MADISON, Wis. (AP) — Gov. Tony Evers on Tuesday reported raising more than $10 million over the first six months of this year as the Democrat prepares to face a tough reelection bid in the battleground state in November.
The campaign for Wisconsin governor is shaping up to be the most expensive in state history. Outside groups are pouring millions into the race and Republicans vying to win the Aug. 9 primary are also spending furiously. The top Republican candidates, construction company co-owner Tim Michels and former Lt. Gov. Rebecca Kleefisch, have until Friday to report their fundraising totals.
Evers has raised more than $20 million since 2021 and had $7.6 million cash on hand, his campaign said. He raised more than twice what former Republican Gov. Scott Walker did in the first six months of 2018.
Evers' campaign manager Cassi Fenili said in a statement that Evers' record fundraising shows the “overwhelming grassroots support Governor Evers has earned.”
But Democratic incumbents like Evers face a tough road this fall, with polls showing high Republican enthusiasm and history showing that the same party as the president in midterm elections often fares poorly. Republicans are attacking Evers over inflation, high gas prices and crime. Evers and other Democrats hope the the U.S. Supreme Court's recent overturning of the Roe v. Wade decision, which led to an 1849 state law banning abortion to take effect, will motivate their side to vote.
“Whether it’s helping small businesses, protecting access to abortion, fixing thousands of miles of roads and bridges, or investing in our public schools, Governor Evers is leading with respect, compassion, and fairness,” Fenili said.
Both Michels and Kleefisch, who polls show are leading the Republican field, were campaigning in northern Wisconsin this week. Michels, a millionaire who has won the backing of former President Donald Trump, has been spending millions on television ads to introduce himself to voters. He last ran for office in 2004. Kleefisch last week issued her first attack ad against Michels and followed it up this week with a spot featuring Walker going after Michels over gas prices.
Kleefisch and Michels, along with a third candidate state Rep. Timothy Ramthun, were slated to debate for the first time July 24.
The fundraising reports due Friday will be the first for Michels and Ramthun, both of whom got into the race this year. Kleefisch entered in September and raised more than $3.3 million over four months.
Michels' campaign adviser Chris Walker downplayed Evers' fundraising totals.
“We’ve known that Tony Evers and his DC buddies will stop at nothing to cling to power," Walker said. "Tim Michels is the only candidate who has the leadership experience, organization, agenda, and resources necessary to beat him, and he will.”

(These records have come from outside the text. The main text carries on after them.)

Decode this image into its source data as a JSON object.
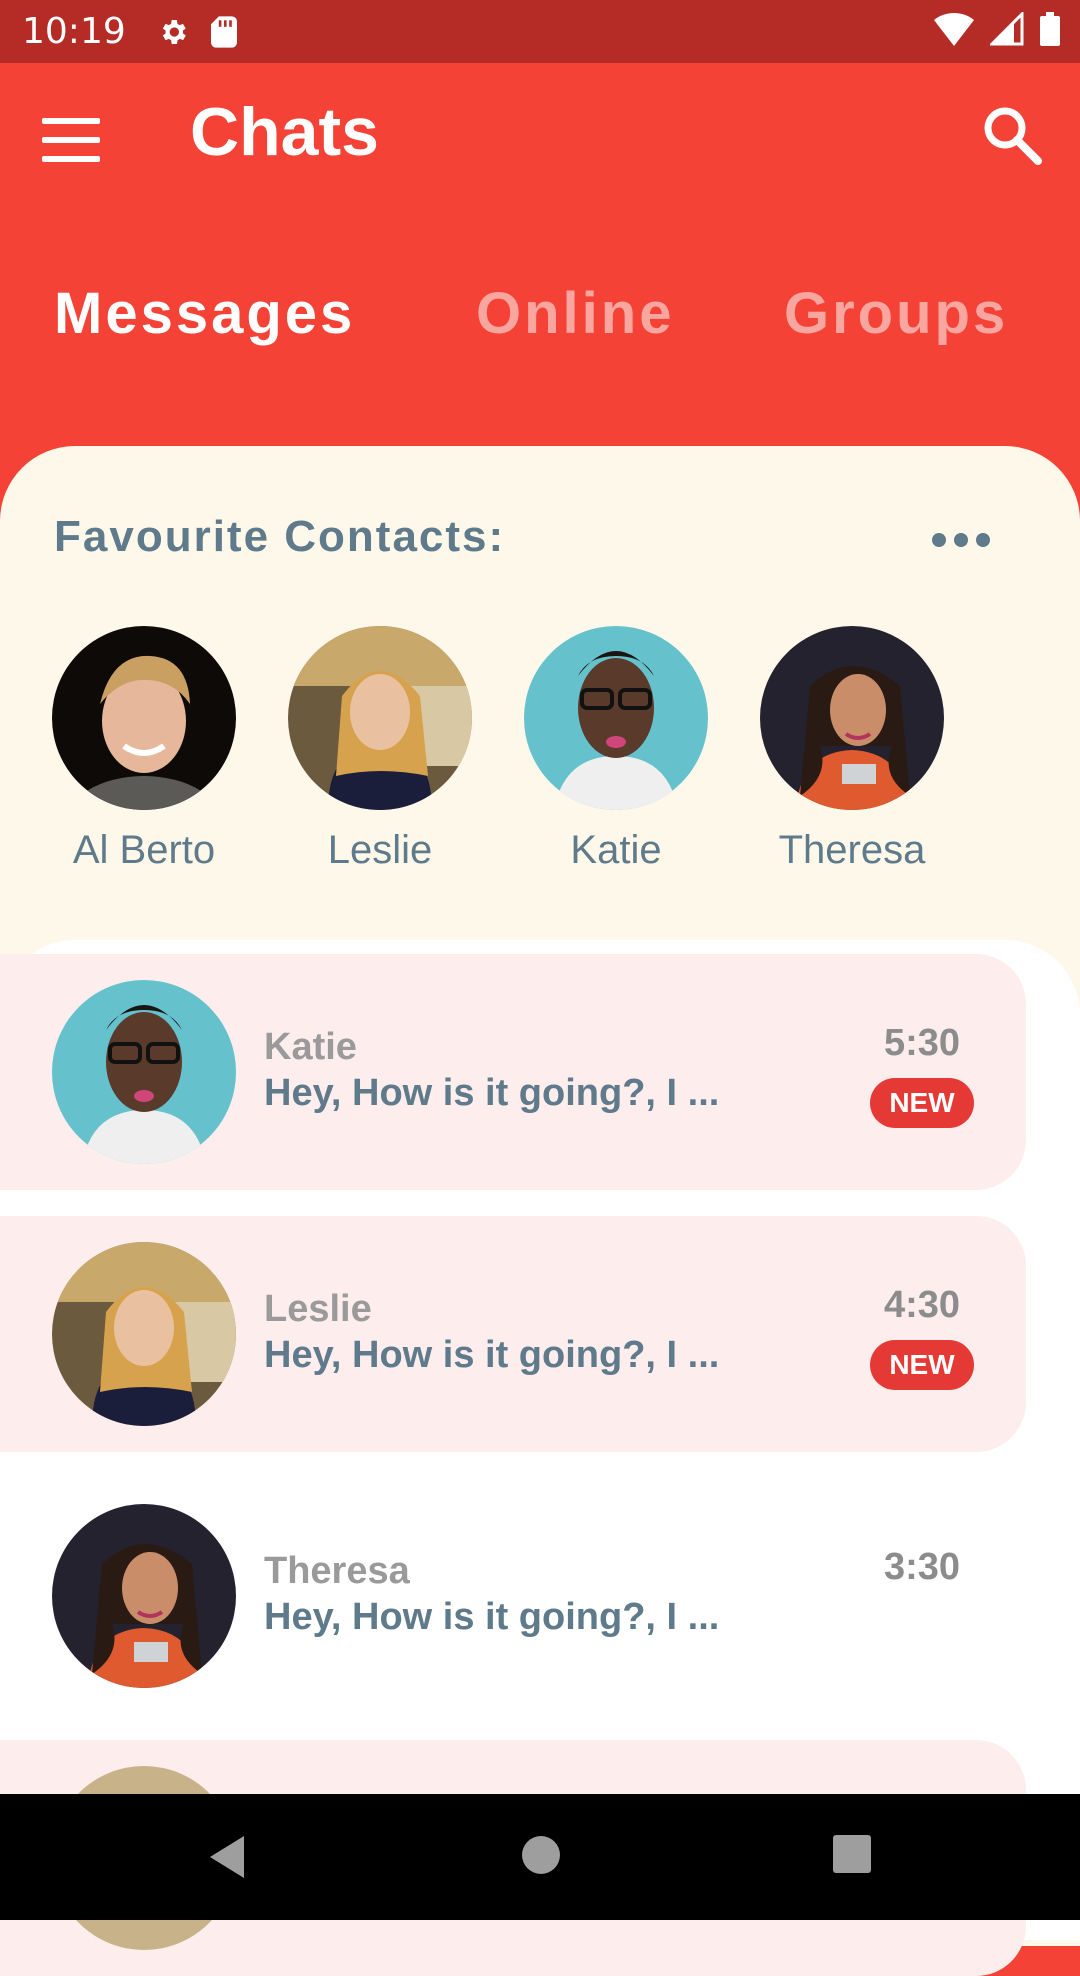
{
  "status_bar": {
    "time": "10:19",
    "icons": [
      "gear-icon",
      "sd-card-icon",
      "wifi-icon",
      "signal-icon",
      "battery-icon"
    ]
  },
  "app_bar": {
    "title": "Chats",
    "menu_icon": "menu-icon",
    "search_icon": "search-icon",
    "background": "#f44336"
  },
  "tabs": [
    {
      "label": "Messages",
      "active": true
    },
    {
      "label": "Online",
      "active": false
    },
    {
      "label": "Groups",
      "active": false
    }
  ],
  "favourites": {
    "title": "Favourite Contacts:",
    "contacts": [
      {
        "name": "Al Berto"
      },
      {
        "name": "Leslie"
      },
      {
        "name": "Katie"
      },
      {
        "name": "Theresa"
      }
    ]
  },
  "chats": [
    {
      "name": "Katie",
      "message": "Hey, How is it going?, I ...",
      "time": "5:30",
      "badge": "NEW",
      "unread": true
    },
    {
      "name": "Leslie",
      "message": "Hey, How is it going?, I ...",
      "time": "4:30",
      "badge": "NEW",
      "unread": true
    },
    {
      "name": "Theresa",
      "message": "Hey, How is it going?, I ...",
      "time": "3:30",
      "badge": "",
      "unread": false
    }
  ],
  "colors": {
    "accent": "#f44336",
    "badge": "#e53935",
    "text_primary": "#5f7a8a",
    "panel_bg": "#fef8eb",
    "unread_bg": "#fdeded"
  }
}
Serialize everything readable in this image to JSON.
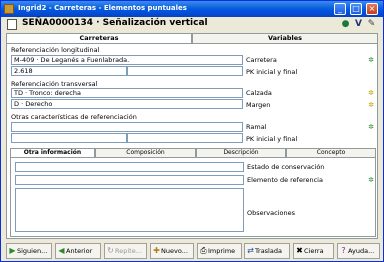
{
  "window": {
    "title": "Ingrid2 - Carreteras - Elementos puntuales",
    "minimize": "_",
    "maximize": "□",
    "close": "×"
  },
  "header": {
    "title": "SEÑA0000134 · Señalización vertical"
  },
  "tabs": [
    {
      "label": "Carreteras"
    },
    {
      "label": "Variables"
    }
  ],
  "ref_longitudinal": {
    "label": "Referenciación longitudinal",
    "carretera_value": "M-409 · De Leganés a Fuenlabrada.",
    "carretera_label": "Carretera",
    "pk_value": "2.618",
    "pk_value2": "",
    "pk_label": "PK inicial y final"
  },
  "ref_transversal": {
    "label": "Referenciación transversal",
    "calzada_value": "TD · Tronco: derecha",
    "calzada_label": "Calzada",
    "margen_value": "D · Derecho",
    "margen_label": "Margen"
  },
  "otras": {
    "label": "Otras características de referenciación",
    "ramal_value": "",
    "ramal_label": "Ramal",
    "pk_value": "",
    "pk_value2": "",
    "pk_label": "PK inicial y final"
  },
  "subtabs": [
    {
      "label": "Otra información"
    },
    {
      "label": "Composición"
    },
    {
      "label": "Descripción"
    },
    {
      "label": "Concepto"
    }
  ],
  "otra_info": {
    "estado_label": "Estado de conservación",
    "estado_value": "",
    "elemento_label": "Elemento de referencia",
    "elemento_value": "",
    "observaciones_label": "Observaciones",
    "observaciones_value": ""
  },
  "toolbar": [
    {
      "label": "Siguien...",
      "icon": "▶"
    },
    {
      "label": "Anterior",
      "icon": "◀"
    },
    {
      "label": "Repite...",
      "icon": "↻"
    },
    {
      "label": "Nuevo...",
      "icon": "✚"
    },
    {
      "label": "Imprime",
      "icon": "⎙"
    },
    {
      "label": "Traslada",
      "icon": "⇄"
    },
    {
      "label": "Cierra",
      "icon": "✖"
    },
    {
      "label": "Ayuda...",
      "icon": "?"
    }
  ]
}
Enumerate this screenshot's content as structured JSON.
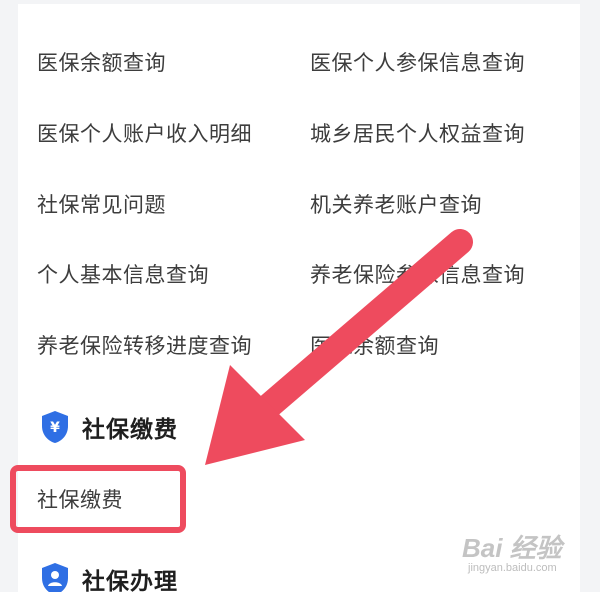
{
  "service_grid": {
    "items": [
      {
        "label": "医保余额查询"
      },
      {
        "label": "医保个人参保信息查询"
      },
      {
        "label": "医保个人账户收入明细"
      },
      {
        "label": "城乡居民个人权益查询"
      },
      {
        "label": "社保常见问题"
      },
      {
        "label": "机关养老账户查询"
      },
      {
        "label": "个人基本信息查询"
      },
      {
        "label": "养老保险参保信息查询"
      },
      {
        "label": "养老保险转移进度查询"
      },
      {
        "label": "医保余额查询"
      }
    ]
  },
  "section_pay": {
    "title": "社保缴费",
    "icon": "yuan-shield-icon",
    "items": [
      {
        "label": "社保缴费"
      }
    ]
  },
  "section_handle": {
    "title": "社保办理",
    "icon": "person-shield-icon"
  },
  "annotation": {
    "color": "#ee4b5e"
  },
  "watermark": {
    "brand": "Bai 经验",
    "url": "jingyan.baidu.com"
  },
  "colors": {
    "accent_blue": "#2f6fe4",
    "text": "#3d3d3d",
    "heading": "#1f1f1f"
  }
}
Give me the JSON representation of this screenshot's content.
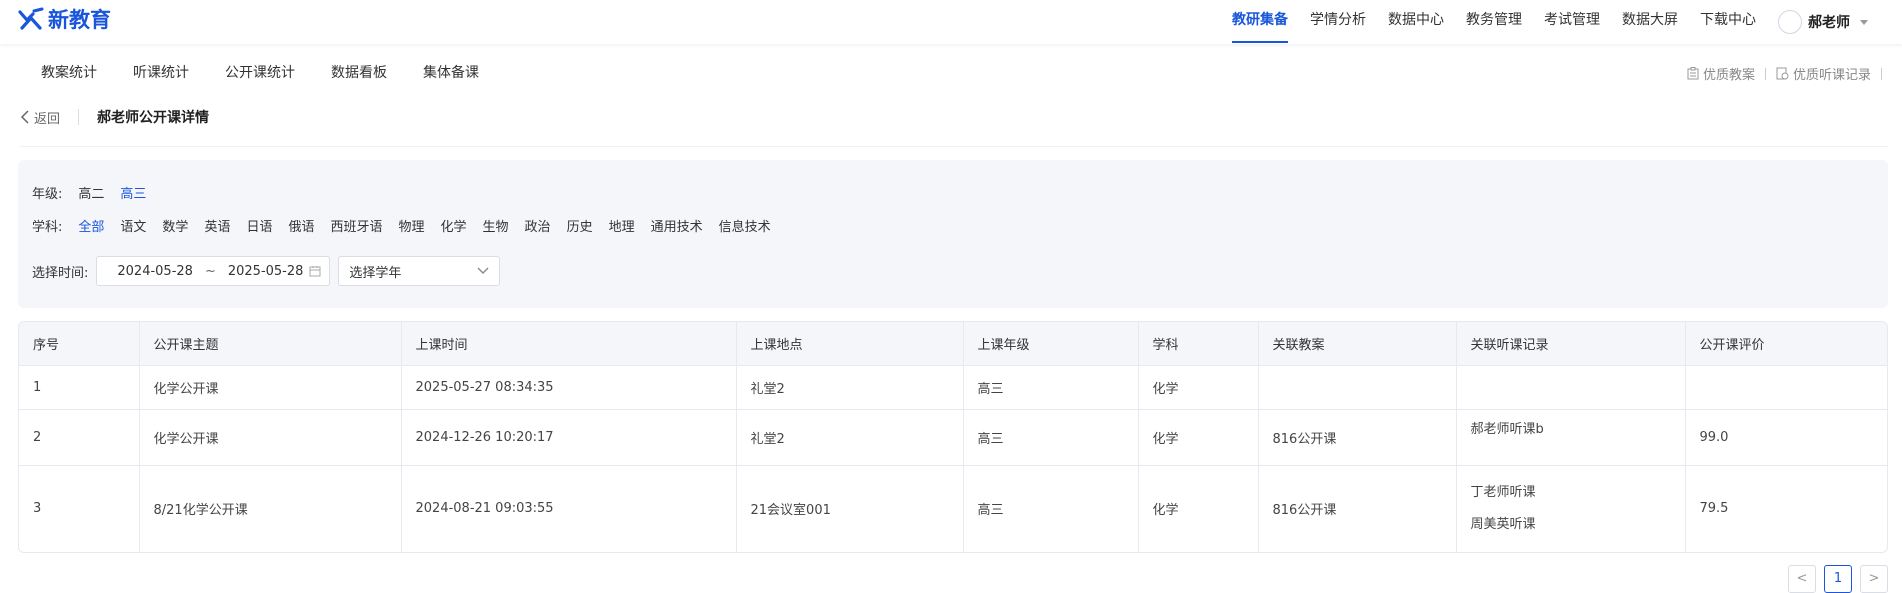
{
  "brand": {
    "name": "新教育",
    "accent": "#1a56db"
  },
  "topnav": {
    "items": [
      {
        "label": "教研集备",
        "active": true
      },
      {
        "label": "学情分析"
      },
      {
        "label": "数据中心"
      },
      {
        "label": "教务管理"
      },
      {
        "label": "考试管理"
      },
      {
        "label": "数据大屏"
      },
      {
        "label": "下载中心"
      }
    ],
    "user": "郝老师"
  },
  "subnav": {
    "items": [
      "教案统计",
      "听课统计",
      "公开课统计",
      "数据看板",
      "集体备课"
    ],
    "links": [
      "优质教案",
      "优质听课记录"
    ]
  },
  "breadcrumb": {
    "back": "返回",
    "title": "郝老师公开课详情"
  },
  "filters": {
    "grade_label": "年级:",
    "grades": [
      "高二",
      "高三"
    ],
    "grade_selected": "高三",
    "subject_label": "学科:",
    "subjects": [
      "全部",
      "语文",
      "数学",
      "英语",
      "日语",
      "俄语",
      "西班牙语",
      "物理",
      "化学",
      "生物",
      "政治",
      "历史",
      "地理",
      "通用技术",
      "信息技术"
    ],
    "subject_selected": "全部",
    "time_label": "选择时间:",
    "date_start": "2024-05-28",
    "date_sep": "~",
    "date_end": "2025-05-28",
    "year_placeholder": "选择学年"
  },
  "table": {
    "headers": [
      "序号",
      "公开课主题",
      "上课时间",
      "上课地点",
      "上课年级",
      "学科",
      "关联教案",
      "关联听课记录",
      "公开课评价"
    ],
    "rows": [
      {
        "no": "1",
        "topic": "化学公开课",
        "time": "2025-05-27 08:34:35",
        "place": "礼堂2",
        "grade": "高三",
        "subject": "化学",
        "plan": "",
        "records": [],
        "score": ""
      },
      {
        "no": "2",
        "topic": "化学公开课",
        "time": "2024-12-26 10:20:17",
        "place": "礼堂2",
        "grade": "高三",
        "subject": "化学",
        "plan": "816公开课",
        "records": [
          "郝老师听课b"
        ],
        "score": "99.0"
      },
      {
        "no": "3",
        "topic": "8/21化学公开课",
        "time": "2024-08-21 09:03:55",
        "place": "21会议室001",
        "grade": "高三",
        "subject": "化学",
        "plan": "816公开课",
        "records": [
          "丁老师听课",
          "周美英听课"
        ],
        "score": "79.5"
      }
    ]
  },
  "pagination": {
    "prev": "<",
    "current": "1",
    "next": ">"
  }
}
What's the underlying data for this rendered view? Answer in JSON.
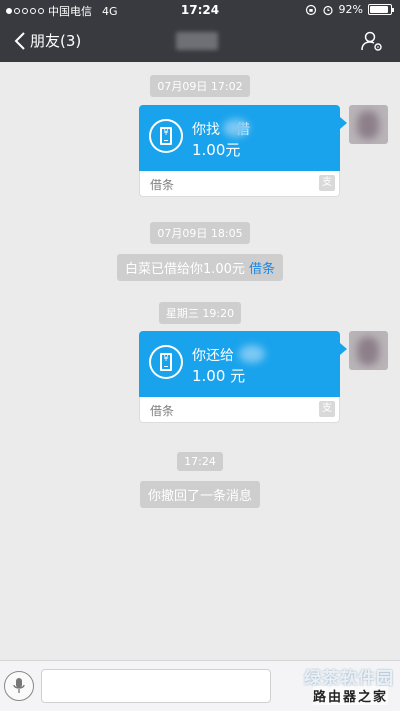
{
  "status_bar": {
    "carrier": "中国电信",
    "network": "4G",
    "time": "17:24",
    "battery": "92%",
    "battery_level": 0.92
  },
  "nav": {
    "back_label": "朋友(3)"
  },
  "chat": {
    "timestamps": [
      "07月09日 17:02",
      "07月09日 18:05",
      "星期三 19:20",
      "17:24"
    ],
    "card1": {
      "line1_a": "你找",
      "line1_b": "借",
      "amount": "1.00元",
      "footer": "借条"
    },
    "system1": {
      "text": "白菜已借给你1.00元",
      "link": "借条"
    },
    "card2": {
      "line1": "你还给",
      "amount": "1.00 元",
      "footer": "借条"
    },
    "system2": {
      "text": "你撤回了一条消息"
    }
  },
  "watermark": {
    "brand": "绿茶软件园",
    "sub": "路由器之家"
  },
  "colors": {
    "header": "#393a3f",
    "card_blue": "#19a3ec",
    "background": "#ebebeb",
    "link": "#1e88e5"
  },
  "icons": {
    "back": "chevron-left-icon",
    "profile": "user-settings-icon",
    "card": "receipt-icon",
    "mic": "microphone-icon"
  }
}
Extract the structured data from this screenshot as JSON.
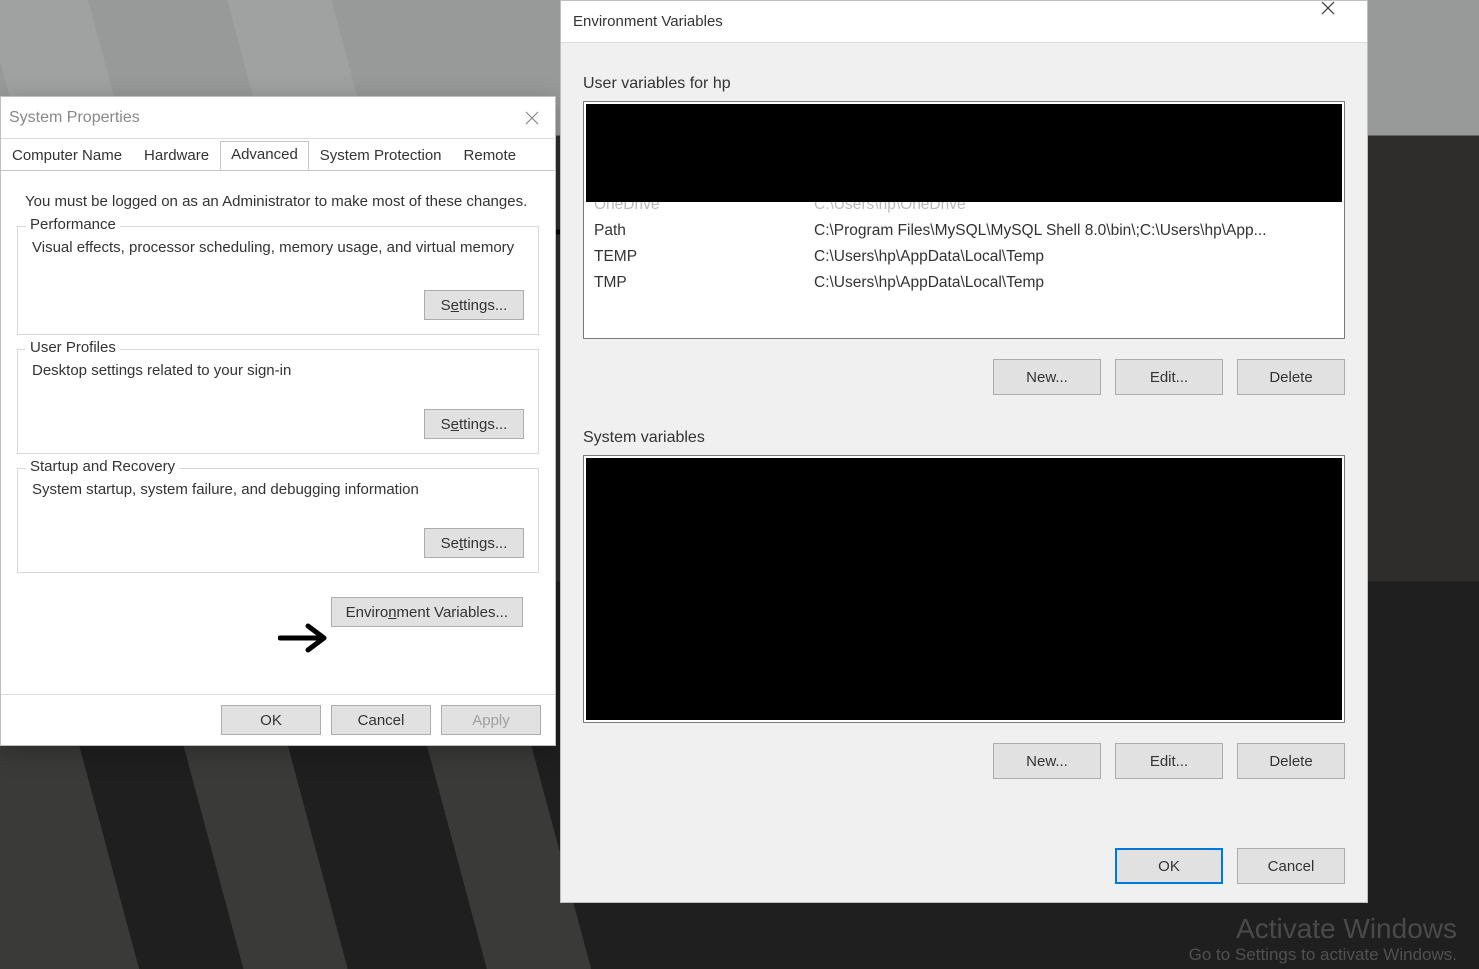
{
  "sysprops": {
    "title": "System Properties",
    "tabs": {
      "computer_name": "Computer Name",
      "hardware": "Hardware",
      "advanced": "Advanced",
      "system_protection": "System Protection",
      "remote": "Remote"
    },
    "admin_note": "You must be logged on as an Administrator to make most of these changes.",
    "groups": {
      "performance": {
        "label": "Performance",
        "desc": "Visual effects, processor scheduling, memory usage, and virtual memory",
        "button_prefix": "S",
        "button_u": "e",
        "button_suffix": "ttings..."
      },
      "user_profiles": {
        "label": "User Profiles",
        "desc": "Desktop settings related to your sign-in",
        "button_prefix": "S",
        "button_u": "e",
        "button_suffix": "ttings..."
      },
      "startup": {
        "label": "Startup and Recovery",
        "desc": "System startup, system failure, and debugging information",
        "button_prefix": "Se",
        "button_u": "t",
        "button_suffix": "tings..."
      }
    },
    "envbtn": {
      "prefix": "Enviro",
      "u": "n",
      "suffix": "ment Variables..."
    },
    "footer": {
      "ok": "OK",
      "cancel": "Cancel",
      "apply": "Apply"
    }
  },
  "envdlg": {
    "title": "Environment Variables",
    "user_section_label": "User variables for hp",
    "user_vars": [
      {
        "name": "OneDrive",
        "value": "C:\\Users\\hp\\OneDrive"
      },
      {
        "name": "Path",
        "value": "C:\\Program Files\\MySQL\\MySQL Shell 8.0\\bin\\;C:\\Users\\hp\\App..."
      },
      {
        "name": "TEMP",
        "value": "C:\\Users\\hp\\AppData\\Local\\Temp"
      },
      {
        "name": "TMP",
        "value": "C:\\Users\\hp\\AppData\\Local\\Temp"
      }
    ],
    "sys_section_label": "System variables",
    "buttons": {
      "new": "New...",
      "edit": "Edit...",
      "delete": "Delete",
      "ok": "OK",
      "cancel": "Cancel"
    }
  },
  "watermark": {
    "line1": "Activate Windows",
    "line2": "Go to Settings to activate Windows."
  }
}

The Wisconsin Democracy Campaign, which tracks campaign spending, reported this month that outside groups had spent or planned to spend nearly $25 million in the race so far. The spending was nearly evenly divided between Democratic and Republican groups.
That spending is expected to skyrocket after the primary.
Leaders of the Wisconsin Democratic and Republican parties said at a WisPolitics.com event last month that they expected total spending on the governor's race and others this year in the state, including a hotly contested U.S. Senate race, to exceed $700 million.